Machiavelli on luck and opportunity

I’m currently reading a book by Jonathan Powell, who was Tony Blair’s chief of staff, and remarkably, the first ever chief of staff to a British Prime Minister. In The New Machiavelli: How to Wield Power in the Modern World, Powell takes the lessons he learnt from his time working for Blair, and looks at them through the lens of Niccolò Machiavelli’s The Prince, and Discourses. It’s a fantastic read, and I’ve already got a stack of passages from the book I want to share. Here is the first:

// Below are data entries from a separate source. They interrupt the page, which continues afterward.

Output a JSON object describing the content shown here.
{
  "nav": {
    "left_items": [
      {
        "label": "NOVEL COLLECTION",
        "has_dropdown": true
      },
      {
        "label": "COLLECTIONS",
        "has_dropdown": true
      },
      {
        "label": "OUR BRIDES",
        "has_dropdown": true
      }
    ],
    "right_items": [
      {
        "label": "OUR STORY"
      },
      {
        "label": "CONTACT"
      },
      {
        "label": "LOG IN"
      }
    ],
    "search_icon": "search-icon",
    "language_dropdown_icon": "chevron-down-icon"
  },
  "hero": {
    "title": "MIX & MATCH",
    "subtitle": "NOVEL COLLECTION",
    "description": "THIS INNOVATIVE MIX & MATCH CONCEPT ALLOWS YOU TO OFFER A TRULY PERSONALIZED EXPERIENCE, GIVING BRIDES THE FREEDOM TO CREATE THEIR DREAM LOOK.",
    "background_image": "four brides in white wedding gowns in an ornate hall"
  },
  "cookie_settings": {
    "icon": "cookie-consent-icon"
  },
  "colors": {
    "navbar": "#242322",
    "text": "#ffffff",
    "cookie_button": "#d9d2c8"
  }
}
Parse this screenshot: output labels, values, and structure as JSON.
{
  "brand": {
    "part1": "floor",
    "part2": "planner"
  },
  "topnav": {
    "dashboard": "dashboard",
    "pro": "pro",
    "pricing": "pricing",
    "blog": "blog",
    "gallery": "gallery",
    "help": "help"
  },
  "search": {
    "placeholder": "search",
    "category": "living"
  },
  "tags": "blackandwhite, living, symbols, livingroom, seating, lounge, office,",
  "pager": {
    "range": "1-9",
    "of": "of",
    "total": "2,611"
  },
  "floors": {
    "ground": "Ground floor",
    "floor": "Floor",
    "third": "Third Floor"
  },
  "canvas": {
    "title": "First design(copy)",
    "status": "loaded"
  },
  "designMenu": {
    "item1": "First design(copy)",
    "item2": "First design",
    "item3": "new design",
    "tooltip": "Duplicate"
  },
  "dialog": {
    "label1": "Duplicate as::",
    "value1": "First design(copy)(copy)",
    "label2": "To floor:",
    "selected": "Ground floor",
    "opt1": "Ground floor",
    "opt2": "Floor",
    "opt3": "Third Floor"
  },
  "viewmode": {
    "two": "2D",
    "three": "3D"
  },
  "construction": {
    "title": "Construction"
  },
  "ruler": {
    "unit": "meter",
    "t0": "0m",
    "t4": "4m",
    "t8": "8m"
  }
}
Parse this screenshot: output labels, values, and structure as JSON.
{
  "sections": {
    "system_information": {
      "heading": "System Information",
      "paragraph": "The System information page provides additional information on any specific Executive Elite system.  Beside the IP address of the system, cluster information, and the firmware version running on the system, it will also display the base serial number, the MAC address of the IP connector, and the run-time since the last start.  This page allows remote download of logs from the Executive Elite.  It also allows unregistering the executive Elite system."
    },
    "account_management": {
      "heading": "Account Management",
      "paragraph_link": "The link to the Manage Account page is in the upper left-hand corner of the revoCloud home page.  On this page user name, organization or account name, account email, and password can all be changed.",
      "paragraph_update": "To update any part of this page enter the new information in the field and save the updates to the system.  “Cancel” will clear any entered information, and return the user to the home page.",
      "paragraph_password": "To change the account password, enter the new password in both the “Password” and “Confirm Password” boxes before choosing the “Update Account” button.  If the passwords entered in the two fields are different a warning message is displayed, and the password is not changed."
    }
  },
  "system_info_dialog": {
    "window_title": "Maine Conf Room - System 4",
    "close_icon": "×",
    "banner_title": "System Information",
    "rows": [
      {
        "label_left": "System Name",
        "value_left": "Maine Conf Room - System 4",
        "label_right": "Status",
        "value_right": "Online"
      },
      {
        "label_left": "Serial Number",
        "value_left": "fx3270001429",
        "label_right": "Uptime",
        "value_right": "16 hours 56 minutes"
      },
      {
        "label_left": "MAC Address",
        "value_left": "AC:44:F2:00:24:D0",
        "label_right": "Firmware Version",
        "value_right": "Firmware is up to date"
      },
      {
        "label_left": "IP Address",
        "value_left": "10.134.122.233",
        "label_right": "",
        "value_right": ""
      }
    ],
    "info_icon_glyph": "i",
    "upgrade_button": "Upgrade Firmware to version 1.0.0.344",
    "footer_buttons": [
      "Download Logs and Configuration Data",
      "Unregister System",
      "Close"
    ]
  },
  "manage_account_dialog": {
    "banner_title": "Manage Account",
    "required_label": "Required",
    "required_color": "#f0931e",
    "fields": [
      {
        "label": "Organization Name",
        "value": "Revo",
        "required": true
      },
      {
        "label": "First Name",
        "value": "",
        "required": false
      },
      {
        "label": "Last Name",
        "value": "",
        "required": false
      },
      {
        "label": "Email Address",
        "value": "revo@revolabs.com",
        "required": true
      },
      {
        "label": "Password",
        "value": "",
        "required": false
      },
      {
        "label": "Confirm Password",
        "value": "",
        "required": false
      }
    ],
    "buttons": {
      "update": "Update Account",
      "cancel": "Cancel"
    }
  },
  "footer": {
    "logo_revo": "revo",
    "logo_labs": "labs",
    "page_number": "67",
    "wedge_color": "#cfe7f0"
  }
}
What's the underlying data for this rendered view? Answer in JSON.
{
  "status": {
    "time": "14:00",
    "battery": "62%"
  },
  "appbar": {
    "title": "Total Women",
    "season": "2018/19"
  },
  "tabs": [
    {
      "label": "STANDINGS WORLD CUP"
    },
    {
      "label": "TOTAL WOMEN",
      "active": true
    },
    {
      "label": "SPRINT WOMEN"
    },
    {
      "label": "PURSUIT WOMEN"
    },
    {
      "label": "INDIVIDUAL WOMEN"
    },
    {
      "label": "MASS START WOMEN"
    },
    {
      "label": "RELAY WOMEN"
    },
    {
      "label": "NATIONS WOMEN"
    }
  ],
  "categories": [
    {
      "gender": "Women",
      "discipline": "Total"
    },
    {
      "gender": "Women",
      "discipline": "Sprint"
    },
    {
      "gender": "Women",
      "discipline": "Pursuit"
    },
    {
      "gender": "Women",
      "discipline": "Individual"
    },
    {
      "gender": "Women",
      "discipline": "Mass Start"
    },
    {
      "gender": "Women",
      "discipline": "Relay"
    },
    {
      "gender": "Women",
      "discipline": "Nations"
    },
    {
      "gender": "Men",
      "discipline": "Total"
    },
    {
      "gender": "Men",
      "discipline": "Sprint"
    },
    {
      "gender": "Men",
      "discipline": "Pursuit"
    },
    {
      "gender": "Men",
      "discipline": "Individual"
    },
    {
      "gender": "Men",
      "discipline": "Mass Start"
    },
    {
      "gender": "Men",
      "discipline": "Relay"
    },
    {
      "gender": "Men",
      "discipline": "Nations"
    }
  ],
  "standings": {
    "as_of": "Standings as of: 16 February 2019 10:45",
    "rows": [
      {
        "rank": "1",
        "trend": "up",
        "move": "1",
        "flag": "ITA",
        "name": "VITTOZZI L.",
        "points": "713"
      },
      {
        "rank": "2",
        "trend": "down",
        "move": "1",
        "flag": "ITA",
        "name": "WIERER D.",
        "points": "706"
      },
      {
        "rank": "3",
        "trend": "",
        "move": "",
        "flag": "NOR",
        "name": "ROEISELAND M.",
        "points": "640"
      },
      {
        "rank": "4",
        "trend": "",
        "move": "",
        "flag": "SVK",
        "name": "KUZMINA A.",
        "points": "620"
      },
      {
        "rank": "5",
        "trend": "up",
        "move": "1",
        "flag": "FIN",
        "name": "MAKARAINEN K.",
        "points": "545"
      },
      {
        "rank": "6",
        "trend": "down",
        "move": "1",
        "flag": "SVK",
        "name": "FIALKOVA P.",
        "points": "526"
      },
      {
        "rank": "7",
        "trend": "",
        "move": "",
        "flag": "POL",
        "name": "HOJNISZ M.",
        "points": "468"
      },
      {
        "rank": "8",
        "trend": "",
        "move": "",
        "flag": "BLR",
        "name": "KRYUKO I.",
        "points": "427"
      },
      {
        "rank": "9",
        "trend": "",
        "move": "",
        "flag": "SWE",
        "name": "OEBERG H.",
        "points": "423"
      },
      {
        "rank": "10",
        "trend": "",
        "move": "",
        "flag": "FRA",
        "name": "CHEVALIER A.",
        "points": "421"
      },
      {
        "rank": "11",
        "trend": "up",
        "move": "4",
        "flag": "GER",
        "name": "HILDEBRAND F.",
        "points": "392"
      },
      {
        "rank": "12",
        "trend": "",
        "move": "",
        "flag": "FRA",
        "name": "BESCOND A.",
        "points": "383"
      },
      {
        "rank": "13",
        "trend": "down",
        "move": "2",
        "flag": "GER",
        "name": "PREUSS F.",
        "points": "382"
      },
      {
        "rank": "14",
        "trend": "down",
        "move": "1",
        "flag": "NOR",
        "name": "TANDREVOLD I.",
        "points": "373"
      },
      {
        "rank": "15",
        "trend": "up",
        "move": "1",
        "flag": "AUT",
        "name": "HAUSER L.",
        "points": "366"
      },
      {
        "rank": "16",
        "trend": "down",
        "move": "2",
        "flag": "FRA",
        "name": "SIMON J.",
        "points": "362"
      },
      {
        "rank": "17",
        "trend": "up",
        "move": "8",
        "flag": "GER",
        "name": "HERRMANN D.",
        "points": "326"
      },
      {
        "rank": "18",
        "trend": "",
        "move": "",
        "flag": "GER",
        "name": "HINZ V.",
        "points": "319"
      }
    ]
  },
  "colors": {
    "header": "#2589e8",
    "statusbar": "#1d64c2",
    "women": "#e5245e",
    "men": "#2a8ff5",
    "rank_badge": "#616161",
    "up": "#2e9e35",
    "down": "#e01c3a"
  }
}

In examining the lives of Moses, Cyrus, Romulus and Theseus, Machiavelli concludes that ‘we shall see that they were debtors to Fortune for nothing beyond the opportunity which enabled them to shape things as they pleased, without which the force of their spirit would have been spent in vain; as on the other hand, opportunity would have offered itself in vain, had the capacity for turning into account been without wanting’. He believed that the great leaders had both luck and the capacity to seize an opportunity when it presented itself without thinking twice, and that is what Tony had done when John Smith died.